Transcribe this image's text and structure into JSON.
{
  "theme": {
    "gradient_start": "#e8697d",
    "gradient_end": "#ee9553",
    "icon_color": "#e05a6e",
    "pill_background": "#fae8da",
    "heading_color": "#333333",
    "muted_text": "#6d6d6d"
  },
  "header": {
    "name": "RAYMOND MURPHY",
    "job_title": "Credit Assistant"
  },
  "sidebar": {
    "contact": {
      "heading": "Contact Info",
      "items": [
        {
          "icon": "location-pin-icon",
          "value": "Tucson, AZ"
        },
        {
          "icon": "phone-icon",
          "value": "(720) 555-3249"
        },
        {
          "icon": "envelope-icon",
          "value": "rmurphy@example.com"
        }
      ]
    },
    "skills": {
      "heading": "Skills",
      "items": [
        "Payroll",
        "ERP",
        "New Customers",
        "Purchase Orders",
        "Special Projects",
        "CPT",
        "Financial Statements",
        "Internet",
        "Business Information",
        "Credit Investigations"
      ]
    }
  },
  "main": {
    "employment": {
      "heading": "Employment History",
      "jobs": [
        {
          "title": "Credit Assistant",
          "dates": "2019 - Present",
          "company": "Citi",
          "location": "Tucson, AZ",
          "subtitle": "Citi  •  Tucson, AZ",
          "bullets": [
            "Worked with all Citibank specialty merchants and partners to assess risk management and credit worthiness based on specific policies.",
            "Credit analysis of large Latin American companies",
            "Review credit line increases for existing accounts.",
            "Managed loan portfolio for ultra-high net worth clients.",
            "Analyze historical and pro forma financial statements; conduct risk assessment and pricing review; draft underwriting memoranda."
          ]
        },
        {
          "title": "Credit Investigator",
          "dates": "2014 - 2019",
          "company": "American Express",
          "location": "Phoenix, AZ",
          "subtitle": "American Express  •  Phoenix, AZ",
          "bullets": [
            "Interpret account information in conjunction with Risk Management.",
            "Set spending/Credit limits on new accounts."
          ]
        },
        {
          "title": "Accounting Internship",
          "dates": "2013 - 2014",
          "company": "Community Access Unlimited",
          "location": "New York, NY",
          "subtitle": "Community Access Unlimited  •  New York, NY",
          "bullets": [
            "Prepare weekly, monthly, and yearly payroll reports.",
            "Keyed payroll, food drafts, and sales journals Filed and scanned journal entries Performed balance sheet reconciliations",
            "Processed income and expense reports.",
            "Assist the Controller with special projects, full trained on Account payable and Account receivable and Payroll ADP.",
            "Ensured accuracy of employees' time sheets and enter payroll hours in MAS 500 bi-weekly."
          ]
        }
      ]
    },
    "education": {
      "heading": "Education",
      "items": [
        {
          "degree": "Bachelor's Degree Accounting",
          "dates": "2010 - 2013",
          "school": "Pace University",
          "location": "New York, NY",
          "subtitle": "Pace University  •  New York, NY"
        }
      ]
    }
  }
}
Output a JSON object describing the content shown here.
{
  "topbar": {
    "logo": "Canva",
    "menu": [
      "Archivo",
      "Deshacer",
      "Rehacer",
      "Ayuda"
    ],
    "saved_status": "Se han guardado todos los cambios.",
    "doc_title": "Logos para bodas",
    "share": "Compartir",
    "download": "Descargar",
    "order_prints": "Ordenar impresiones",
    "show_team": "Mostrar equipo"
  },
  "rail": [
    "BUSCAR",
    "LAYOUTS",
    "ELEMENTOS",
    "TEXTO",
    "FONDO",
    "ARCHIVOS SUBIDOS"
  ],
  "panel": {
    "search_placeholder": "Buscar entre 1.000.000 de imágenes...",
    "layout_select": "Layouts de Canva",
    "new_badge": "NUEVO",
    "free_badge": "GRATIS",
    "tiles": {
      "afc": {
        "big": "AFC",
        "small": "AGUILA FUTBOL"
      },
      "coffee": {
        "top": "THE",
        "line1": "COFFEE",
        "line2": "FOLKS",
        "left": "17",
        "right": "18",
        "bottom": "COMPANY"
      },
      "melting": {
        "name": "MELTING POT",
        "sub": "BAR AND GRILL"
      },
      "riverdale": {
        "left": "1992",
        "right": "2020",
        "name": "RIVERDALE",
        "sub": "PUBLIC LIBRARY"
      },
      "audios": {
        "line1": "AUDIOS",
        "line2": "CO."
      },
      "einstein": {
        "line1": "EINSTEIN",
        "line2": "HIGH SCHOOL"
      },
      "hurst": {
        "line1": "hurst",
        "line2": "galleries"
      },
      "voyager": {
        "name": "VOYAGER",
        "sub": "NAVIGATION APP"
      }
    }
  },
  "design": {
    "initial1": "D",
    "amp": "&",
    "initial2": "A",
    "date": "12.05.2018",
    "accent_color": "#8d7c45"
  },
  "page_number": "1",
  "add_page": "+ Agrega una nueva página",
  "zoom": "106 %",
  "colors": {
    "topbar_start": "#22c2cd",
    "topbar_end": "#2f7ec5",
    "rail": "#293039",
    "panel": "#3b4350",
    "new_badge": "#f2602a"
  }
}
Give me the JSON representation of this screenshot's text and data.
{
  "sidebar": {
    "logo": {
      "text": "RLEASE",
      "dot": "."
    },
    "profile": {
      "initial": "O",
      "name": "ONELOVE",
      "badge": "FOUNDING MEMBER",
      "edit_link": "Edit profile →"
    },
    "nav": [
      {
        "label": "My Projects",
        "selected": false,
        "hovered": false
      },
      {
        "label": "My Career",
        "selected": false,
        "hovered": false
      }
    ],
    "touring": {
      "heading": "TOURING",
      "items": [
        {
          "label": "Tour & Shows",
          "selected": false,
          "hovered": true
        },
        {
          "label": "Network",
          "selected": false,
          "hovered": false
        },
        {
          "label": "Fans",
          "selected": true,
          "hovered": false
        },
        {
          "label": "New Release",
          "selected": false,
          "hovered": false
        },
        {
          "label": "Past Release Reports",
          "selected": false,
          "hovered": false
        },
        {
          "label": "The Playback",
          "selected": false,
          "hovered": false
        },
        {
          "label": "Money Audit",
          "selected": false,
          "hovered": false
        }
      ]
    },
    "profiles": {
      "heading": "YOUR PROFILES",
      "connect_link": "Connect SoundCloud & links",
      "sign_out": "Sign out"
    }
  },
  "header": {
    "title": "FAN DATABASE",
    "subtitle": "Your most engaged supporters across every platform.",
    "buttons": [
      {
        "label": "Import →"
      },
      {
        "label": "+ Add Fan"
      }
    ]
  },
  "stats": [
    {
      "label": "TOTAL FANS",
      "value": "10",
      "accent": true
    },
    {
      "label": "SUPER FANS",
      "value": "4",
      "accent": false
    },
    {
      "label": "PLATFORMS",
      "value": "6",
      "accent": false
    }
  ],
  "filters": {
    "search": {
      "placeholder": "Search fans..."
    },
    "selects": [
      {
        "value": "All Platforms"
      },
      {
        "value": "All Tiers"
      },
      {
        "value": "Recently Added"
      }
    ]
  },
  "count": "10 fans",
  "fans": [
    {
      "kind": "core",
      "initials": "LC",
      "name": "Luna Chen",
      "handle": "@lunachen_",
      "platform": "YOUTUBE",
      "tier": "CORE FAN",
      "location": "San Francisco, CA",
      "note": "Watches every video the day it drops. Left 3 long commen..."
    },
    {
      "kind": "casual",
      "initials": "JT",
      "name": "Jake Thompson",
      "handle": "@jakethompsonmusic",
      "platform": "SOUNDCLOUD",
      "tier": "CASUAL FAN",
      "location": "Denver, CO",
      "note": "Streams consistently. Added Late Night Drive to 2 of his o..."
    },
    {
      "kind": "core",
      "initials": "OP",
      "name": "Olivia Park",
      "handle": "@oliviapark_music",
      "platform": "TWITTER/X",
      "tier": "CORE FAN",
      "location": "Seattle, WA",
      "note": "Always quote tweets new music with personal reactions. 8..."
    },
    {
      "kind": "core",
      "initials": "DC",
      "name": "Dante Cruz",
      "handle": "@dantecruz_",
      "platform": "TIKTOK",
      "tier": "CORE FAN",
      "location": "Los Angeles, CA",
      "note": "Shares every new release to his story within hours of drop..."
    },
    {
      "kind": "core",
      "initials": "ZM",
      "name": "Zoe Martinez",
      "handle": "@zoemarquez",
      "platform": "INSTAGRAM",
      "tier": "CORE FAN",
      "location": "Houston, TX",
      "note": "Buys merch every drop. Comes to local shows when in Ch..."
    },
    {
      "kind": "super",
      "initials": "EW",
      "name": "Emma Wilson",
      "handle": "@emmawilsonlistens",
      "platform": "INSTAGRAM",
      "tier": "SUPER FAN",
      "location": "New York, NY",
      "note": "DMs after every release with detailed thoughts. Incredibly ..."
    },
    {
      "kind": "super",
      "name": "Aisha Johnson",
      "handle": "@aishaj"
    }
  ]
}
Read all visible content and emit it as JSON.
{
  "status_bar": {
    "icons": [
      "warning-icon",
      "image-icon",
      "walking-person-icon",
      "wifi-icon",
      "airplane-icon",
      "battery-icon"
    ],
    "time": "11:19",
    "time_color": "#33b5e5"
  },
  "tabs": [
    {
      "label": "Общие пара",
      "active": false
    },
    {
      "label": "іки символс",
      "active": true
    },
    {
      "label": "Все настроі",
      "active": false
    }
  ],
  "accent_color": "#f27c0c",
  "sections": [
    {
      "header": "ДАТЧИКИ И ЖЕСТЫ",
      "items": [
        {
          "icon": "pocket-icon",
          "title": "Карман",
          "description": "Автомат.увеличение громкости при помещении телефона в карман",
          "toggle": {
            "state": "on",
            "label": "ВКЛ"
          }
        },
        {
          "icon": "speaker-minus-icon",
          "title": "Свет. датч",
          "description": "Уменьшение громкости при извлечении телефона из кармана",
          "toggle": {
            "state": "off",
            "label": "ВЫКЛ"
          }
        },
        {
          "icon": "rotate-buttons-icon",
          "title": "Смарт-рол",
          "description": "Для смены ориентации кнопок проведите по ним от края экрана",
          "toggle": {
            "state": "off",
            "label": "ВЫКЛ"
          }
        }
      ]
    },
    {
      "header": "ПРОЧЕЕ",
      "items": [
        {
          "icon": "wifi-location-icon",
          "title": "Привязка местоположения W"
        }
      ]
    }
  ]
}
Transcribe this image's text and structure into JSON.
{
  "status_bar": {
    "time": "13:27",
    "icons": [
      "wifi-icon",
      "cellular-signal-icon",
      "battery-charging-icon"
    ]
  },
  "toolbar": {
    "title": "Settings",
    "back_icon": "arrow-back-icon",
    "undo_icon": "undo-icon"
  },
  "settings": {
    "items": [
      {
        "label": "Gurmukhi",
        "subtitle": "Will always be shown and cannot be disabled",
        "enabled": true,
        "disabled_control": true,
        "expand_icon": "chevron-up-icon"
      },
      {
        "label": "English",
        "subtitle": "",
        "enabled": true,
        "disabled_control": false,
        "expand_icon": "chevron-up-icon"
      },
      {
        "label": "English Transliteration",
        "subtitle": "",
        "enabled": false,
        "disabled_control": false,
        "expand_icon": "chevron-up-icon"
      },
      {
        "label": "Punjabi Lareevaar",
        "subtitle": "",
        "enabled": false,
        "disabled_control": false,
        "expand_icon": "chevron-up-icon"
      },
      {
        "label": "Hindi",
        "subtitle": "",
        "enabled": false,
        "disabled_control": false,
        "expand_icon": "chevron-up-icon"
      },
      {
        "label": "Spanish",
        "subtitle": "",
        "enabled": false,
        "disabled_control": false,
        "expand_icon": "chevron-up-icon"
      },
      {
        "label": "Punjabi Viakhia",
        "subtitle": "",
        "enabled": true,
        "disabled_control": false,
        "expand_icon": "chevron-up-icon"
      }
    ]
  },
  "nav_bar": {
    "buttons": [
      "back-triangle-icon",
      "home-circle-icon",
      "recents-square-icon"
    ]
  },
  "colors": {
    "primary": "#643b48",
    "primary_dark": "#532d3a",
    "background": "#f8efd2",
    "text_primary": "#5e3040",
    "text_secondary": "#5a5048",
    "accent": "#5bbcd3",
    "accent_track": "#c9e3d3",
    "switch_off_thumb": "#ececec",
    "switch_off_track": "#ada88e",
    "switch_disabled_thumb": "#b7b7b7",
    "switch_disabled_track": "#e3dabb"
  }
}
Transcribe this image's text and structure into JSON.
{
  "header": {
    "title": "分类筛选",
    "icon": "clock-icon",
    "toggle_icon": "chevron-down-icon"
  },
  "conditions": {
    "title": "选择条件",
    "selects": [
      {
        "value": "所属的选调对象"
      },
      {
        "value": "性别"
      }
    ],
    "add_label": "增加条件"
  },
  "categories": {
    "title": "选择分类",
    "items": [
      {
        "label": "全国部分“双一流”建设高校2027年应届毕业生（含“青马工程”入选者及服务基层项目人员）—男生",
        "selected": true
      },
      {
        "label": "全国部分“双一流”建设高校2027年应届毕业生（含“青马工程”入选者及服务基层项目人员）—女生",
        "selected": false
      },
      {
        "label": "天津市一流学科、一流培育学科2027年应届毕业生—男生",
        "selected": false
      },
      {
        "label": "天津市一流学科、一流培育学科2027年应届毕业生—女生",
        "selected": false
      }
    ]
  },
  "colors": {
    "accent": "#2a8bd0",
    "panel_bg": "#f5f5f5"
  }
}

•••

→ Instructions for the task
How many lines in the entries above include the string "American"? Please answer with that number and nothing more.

→ Answer to this exercise
3